Produced by National Geographic Television, this short video highlights Jane Goodall's Roots & Shoots, the global youth program of the Jane Goodall Institute which was founded by Dr. Jane Goodall and a group of Tanzanian students in 1991.
More than 40 partners launch near-real time forest monitoring system
Broadcasted live from the Hilton Hotel in Buenos Aires, watch the first time Dr. Jane Goodall meets Dr. Roger Payne, a man who changed our understanding of whales and how they communicate with each other. Goodall and Payne have a lot in common: Both are responsible for more than 50 years of animal behavior research, have appeared in National Geographic, founded a non-profit organization to support their passion, have led global conservation efforts and have achieved high recognition in their field of study.

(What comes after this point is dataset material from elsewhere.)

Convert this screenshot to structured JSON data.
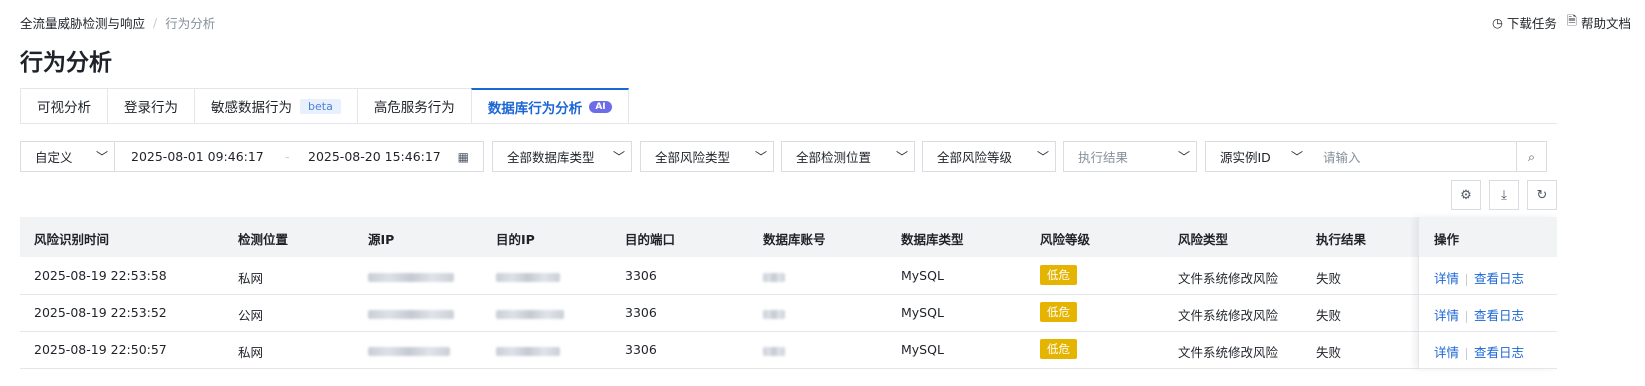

Dr. Goodall Speaks on Behalf of African Elephant Conservation and Joins Call to End Poaching at Clinton Global Initiative Annual Meeting
Last week Dr. Goodall attended the Clinton Global Initiative's (CGI) annual meeting to speak on behalf of elephant conservation and the impact of poaching on their populations. Voice of America's, Adam Phillips captured Dr. Goodall's opening remarks which introduced an announcement of new a collaboration titled, "Partnership to Save Africa's Elephants."

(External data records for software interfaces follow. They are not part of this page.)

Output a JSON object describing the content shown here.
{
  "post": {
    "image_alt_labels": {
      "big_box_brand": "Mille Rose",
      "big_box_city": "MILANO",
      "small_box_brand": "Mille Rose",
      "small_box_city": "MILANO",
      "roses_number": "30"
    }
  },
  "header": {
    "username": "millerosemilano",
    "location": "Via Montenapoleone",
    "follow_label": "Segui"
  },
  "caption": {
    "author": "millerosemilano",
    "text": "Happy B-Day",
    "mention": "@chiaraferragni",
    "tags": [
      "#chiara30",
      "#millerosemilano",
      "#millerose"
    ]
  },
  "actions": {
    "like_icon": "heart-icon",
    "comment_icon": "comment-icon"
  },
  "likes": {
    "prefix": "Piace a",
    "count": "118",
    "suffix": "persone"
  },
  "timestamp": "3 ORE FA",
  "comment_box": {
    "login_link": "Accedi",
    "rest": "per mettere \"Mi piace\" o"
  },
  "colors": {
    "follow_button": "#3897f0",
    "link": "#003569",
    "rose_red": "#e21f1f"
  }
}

Click the the play button below to hear Dr. Goodall's remarks.
Watch how the Jane Goodall Institute uses mapping technology on mobile devices for forest monitoring and chimpanzee conservation.
This is a video message from Dr. Jane Goodall, DBE, founder of the Jane Goodall Institute and UN Messenger of Peace on the 2012 UN International Day of Peace and their theme for this year, "Sustainable Peace for a Sustainable Future."

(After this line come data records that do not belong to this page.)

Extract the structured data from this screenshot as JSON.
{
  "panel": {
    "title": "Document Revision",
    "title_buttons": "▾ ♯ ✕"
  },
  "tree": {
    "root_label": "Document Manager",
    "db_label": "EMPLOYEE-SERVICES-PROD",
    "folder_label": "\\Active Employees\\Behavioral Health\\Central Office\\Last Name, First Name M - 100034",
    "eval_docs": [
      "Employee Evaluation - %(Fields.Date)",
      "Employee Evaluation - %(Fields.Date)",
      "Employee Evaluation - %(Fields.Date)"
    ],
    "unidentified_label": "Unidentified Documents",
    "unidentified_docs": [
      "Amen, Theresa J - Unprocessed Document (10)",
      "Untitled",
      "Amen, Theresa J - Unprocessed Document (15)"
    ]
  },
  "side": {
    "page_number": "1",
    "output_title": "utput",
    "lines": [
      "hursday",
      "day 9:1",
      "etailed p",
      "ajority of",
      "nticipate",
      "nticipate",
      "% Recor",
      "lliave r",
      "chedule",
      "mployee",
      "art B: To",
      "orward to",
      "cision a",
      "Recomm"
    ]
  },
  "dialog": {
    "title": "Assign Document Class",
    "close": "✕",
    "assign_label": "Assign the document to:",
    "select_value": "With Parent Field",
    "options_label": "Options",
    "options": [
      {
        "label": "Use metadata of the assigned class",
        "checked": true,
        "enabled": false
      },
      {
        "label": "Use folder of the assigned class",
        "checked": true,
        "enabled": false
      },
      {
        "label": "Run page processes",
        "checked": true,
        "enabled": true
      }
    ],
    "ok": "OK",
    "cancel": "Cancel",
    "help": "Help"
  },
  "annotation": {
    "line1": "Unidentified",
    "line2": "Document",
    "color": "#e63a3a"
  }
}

2012 marks the 10th anniversary of Dr. Goodall's appointment as a UN Messenger of Peace. To learn more about Dr. Goodall's history as a Messenger of Peace visit: http://www.janegoodall.org/un-messenger-peace
In April 2012, the staff at the Jane Goodall Institute’s Tchimpounga Chimpanzee Rehabilitation Center in the Republic of Congo welcomed a new arrival: a baby girl called Anzac. She was named Anzac because she came to the sanctuary on ANZAC Day (April 25, 2012), a World War I observance for people from Australia and New Zealand, and because, like many war veterans, she had lost an arm.